Illnesses caused by cold housing cost the NHS £145 million a year, according to new figures.
Poor insulation, faulty boilers and unaffordable heating costs are leading to conditions including respiratory illness, stroke and hypothermia, they suggest.
The data - for privately rented homes - was compiled by public health experts at the Chartered Institute for Environmental Health.
It was launched by Friends of the Earth as part of a new campaign involving more than 35 organisations to change the law to protect tenants from cold housing.
The data for England found that 655,800 homes rented from a landlord or letting agency are so cold they are officially a health hazard, with a bottom-of-the-scale energy efficiency rating of F or G.
Friends of the Earth together with charities including Crisis, Citizens Advice and Age UK, are calling for legislation in the Government’s new Energy Bill to make it an offence for landlords to re-let cold homes until they have been improved.
The Chartered Institute for Environmental Health’s head of policy, David Kidney, said: “The £145 million that the coldest rented homes cost the NHS each year is just the tip of the iceberg.
“Our research shows homes rented from a landlord or letting agency are more likely to be poorly insulated and cold - we need Government action to make sure all rented properties meet a decent standard of energy efficiency.

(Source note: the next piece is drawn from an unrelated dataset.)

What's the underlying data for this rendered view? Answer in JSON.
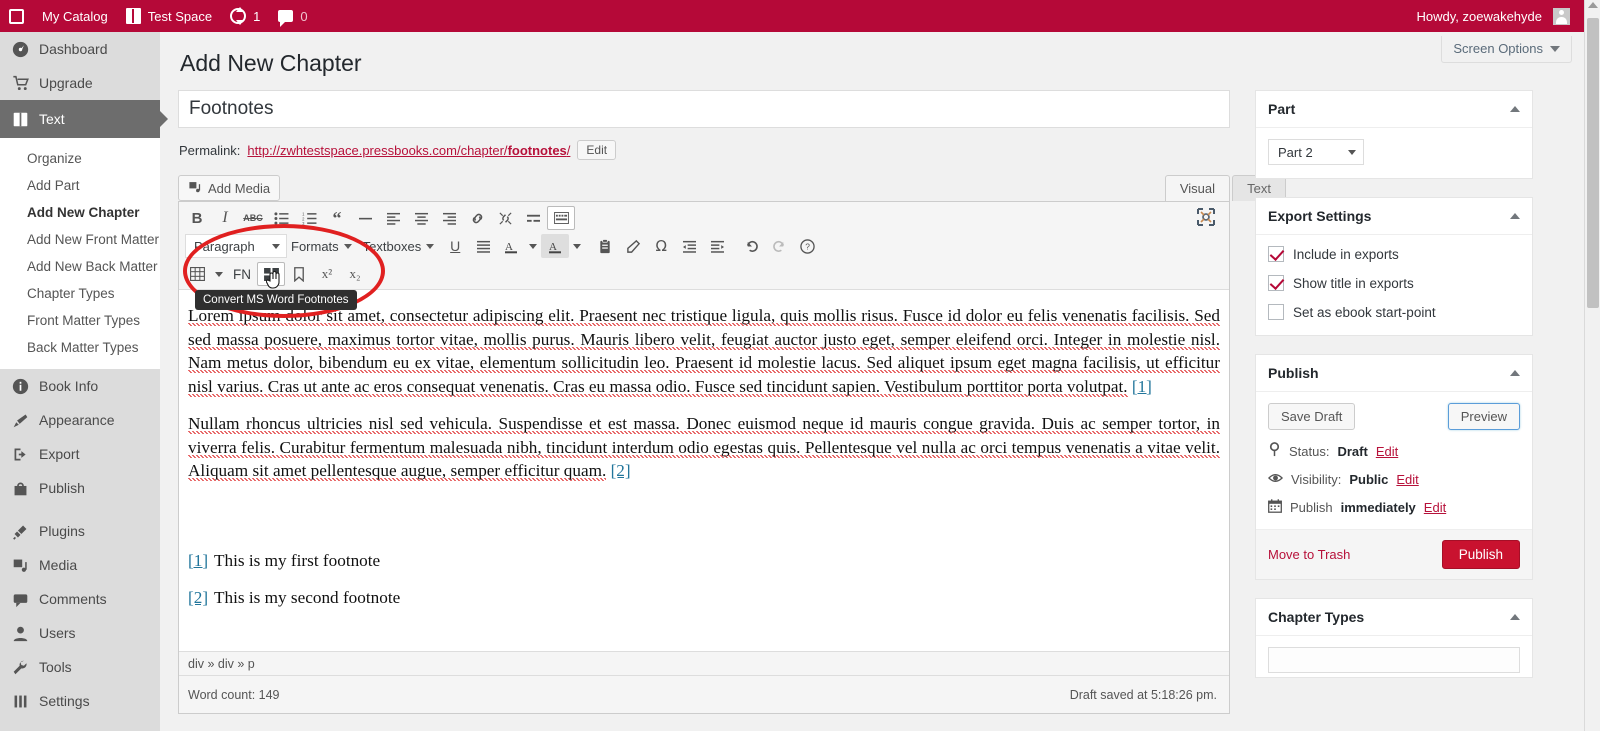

“The new Energy Bill should give local authorities powers to step in to ensure landlords improve the worst homes - and tenants who file environmental health complaints need legal protection from being evicted.”